Land of a Thousand Dunces
"Think occasionally of the suffering of which you spare yourself the sight."
- Albert Schweitzer
Apart from being a hellish soul-crushing gulag, the Junior High (now, apparently, an Elementary School. By the way, the student population was predominantly Black and the school mascot was a panther) I attended was also one of those "glass box" buildings that were popular from the early sixties through the middle of the seventies. While the merits, or lack thereof of this style of architecture have been discussed in Tom Wolfe's From Bauhaus to Our House, one thing was pretty clear to even my pre-adolescent mind: building a glass Junior High School is a pretty fuckin' stupid thing to do for some pretty fuckin' obvious reasons.
This point was driven home each September as we were herded into the auditorium on the first day of school and regaled with horror stories about past students who tripped while running in the halls, crashed through a class panel and spent the rest of the semester in the ICU. At the end of the safety lecture/theatre of the macabre our Principal (who only had one arm - but that's another story) would ask if anyone had any questions. I was always tempted to raise my right hand (something our Principal couldn't do) and ask, "Um...just who the fuck builds a Junior High primarily out of glass?"
Seriously. Hundreds of people must have looked at the architect's sketches (they must've been in the newspaper, for the love of crap!), blueprints, and models and not a single person had the common sense to say, "You do know that this building is a killing machine, right? I mean it did occur to anyone else that at some point some budding bully is going to shove his victim through one of these floor-to-ceiling panes of glass?" I should also point out that the restrooms were designed with plenty of "blind spots" for the benefit of any of the larger kids who might feel compelled to beat and rob some of the smaller kids. Subsequently I didn't take a leak inside that building once in the three years that I was there. The place was pretty much like an episode of OZ, but with slightly fewer incidents of anal rape. Oh, and there was lots of jagged metal jutting from the bleachers in the gym.

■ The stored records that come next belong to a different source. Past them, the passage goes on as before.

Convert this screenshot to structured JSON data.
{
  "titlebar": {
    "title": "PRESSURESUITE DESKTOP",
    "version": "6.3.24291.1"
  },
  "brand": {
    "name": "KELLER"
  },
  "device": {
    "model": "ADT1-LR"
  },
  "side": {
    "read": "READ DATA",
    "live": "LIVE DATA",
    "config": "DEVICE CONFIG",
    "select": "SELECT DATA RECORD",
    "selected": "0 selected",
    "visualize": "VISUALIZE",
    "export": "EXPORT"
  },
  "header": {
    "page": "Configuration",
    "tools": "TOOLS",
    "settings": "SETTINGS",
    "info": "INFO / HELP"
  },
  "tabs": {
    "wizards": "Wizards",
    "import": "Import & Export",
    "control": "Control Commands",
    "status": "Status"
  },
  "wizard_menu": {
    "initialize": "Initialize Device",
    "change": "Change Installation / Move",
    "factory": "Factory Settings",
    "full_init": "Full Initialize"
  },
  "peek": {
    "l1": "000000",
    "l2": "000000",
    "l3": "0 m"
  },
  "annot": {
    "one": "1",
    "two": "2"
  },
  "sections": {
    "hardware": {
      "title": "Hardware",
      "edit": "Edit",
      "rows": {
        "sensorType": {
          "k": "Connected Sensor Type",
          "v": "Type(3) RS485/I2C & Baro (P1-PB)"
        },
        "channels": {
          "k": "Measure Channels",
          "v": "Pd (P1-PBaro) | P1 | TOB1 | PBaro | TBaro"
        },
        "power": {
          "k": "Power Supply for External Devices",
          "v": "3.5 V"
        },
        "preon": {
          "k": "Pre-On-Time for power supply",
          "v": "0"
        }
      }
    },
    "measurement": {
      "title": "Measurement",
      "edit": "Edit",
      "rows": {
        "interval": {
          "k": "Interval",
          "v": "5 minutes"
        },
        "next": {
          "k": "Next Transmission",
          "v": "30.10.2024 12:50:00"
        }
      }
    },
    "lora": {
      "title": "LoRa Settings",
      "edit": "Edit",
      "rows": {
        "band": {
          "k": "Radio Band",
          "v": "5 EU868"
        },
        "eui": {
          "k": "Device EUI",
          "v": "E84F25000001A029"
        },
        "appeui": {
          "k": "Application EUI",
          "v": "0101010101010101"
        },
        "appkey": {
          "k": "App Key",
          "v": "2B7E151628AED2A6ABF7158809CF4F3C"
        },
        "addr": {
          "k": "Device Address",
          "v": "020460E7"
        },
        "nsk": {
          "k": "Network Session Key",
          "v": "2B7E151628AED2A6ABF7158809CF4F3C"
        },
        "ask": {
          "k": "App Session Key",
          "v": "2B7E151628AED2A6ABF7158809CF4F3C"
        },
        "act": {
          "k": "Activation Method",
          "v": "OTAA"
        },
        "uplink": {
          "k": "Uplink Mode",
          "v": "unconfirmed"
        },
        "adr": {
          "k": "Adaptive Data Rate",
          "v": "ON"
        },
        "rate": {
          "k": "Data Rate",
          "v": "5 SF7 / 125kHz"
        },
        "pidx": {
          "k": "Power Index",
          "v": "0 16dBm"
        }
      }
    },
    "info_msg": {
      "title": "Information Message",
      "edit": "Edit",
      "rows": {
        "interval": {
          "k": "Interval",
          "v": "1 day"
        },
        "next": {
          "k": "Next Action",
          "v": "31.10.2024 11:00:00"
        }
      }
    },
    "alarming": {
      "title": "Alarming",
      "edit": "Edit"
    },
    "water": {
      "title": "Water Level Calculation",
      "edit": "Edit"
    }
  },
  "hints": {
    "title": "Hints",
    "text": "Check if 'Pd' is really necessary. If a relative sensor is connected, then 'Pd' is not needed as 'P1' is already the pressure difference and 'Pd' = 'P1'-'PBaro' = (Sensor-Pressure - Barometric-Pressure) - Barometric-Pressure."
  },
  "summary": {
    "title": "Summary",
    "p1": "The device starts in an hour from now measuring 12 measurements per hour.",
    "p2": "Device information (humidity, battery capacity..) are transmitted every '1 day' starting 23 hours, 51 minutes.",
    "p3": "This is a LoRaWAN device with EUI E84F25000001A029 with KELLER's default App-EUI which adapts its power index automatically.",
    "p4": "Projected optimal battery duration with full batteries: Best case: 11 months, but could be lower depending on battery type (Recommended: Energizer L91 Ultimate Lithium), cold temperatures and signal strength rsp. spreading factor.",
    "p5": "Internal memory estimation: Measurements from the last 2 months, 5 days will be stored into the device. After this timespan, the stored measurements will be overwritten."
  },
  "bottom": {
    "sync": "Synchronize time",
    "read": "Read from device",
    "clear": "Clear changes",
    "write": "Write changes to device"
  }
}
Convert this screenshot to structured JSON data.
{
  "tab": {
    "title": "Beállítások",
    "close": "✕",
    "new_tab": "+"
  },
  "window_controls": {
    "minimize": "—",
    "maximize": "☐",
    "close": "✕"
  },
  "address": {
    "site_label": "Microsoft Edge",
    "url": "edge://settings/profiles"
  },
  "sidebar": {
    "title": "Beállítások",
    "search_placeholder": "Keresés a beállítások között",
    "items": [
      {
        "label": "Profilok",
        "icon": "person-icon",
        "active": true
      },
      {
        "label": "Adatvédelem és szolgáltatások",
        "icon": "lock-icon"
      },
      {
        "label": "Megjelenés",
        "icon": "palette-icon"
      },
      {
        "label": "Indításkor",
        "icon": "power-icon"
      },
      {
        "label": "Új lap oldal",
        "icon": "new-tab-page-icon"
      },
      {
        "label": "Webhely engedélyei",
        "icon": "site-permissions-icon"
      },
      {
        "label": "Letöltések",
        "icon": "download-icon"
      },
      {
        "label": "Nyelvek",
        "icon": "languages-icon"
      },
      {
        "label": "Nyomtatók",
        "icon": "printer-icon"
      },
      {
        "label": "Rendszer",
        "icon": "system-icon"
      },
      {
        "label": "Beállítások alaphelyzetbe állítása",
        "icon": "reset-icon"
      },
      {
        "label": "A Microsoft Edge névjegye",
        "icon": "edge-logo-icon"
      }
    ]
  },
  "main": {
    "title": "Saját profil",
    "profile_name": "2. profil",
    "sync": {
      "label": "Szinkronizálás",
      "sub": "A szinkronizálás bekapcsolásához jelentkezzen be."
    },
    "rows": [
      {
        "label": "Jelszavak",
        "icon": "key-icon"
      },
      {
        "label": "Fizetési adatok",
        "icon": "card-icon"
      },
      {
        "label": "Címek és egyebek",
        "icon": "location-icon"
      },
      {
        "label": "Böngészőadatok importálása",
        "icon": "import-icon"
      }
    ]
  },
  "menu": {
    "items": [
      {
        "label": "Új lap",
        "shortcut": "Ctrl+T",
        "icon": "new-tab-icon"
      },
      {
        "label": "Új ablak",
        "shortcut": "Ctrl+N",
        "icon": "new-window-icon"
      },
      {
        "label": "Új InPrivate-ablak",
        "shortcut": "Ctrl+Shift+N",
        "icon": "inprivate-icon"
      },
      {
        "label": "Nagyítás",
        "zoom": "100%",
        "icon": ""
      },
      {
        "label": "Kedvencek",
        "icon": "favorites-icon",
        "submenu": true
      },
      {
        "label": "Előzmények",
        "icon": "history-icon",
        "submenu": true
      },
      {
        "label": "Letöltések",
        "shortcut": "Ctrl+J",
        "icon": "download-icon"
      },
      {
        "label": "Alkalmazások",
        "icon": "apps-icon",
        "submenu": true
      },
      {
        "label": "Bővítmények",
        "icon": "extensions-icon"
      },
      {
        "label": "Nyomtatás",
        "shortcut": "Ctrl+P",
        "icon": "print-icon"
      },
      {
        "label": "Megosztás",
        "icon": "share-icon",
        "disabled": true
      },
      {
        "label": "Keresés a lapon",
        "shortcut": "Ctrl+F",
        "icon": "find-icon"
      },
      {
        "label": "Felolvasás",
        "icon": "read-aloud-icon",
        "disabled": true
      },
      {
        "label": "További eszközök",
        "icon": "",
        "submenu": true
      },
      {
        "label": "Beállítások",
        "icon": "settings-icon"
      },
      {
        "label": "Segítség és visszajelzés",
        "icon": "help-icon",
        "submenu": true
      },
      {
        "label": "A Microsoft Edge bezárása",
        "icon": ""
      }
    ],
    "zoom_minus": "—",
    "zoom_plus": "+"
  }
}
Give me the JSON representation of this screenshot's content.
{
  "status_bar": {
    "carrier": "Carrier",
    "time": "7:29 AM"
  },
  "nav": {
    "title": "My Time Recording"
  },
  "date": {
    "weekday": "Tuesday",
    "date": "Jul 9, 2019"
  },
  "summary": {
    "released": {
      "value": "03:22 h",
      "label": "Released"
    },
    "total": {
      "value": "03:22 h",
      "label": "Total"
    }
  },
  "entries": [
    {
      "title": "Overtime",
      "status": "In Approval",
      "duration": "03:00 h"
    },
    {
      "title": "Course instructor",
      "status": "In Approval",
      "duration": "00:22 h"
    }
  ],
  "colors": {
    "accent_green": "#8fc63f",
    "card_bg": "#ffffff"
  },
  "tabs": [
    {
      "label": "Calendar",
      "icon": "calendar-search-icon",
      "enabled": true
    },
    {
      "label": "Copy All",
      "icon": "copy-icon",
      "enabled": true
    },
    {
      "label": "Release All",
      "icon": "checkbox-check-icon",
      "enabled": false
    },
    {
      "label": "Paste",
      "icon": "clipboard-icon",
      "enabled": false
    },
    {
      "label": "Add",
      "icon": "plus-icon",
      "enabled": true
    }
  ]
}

The point is that the endless capacity of human beings for stupidity has fascinated me from an early age. And that's what we'll be taking a look at over the few days: in particular, Biblical stupidity and bad, really bad, archeology. Good times.
Meanwhile, the Cato Institute claims that Americans are getting smarter.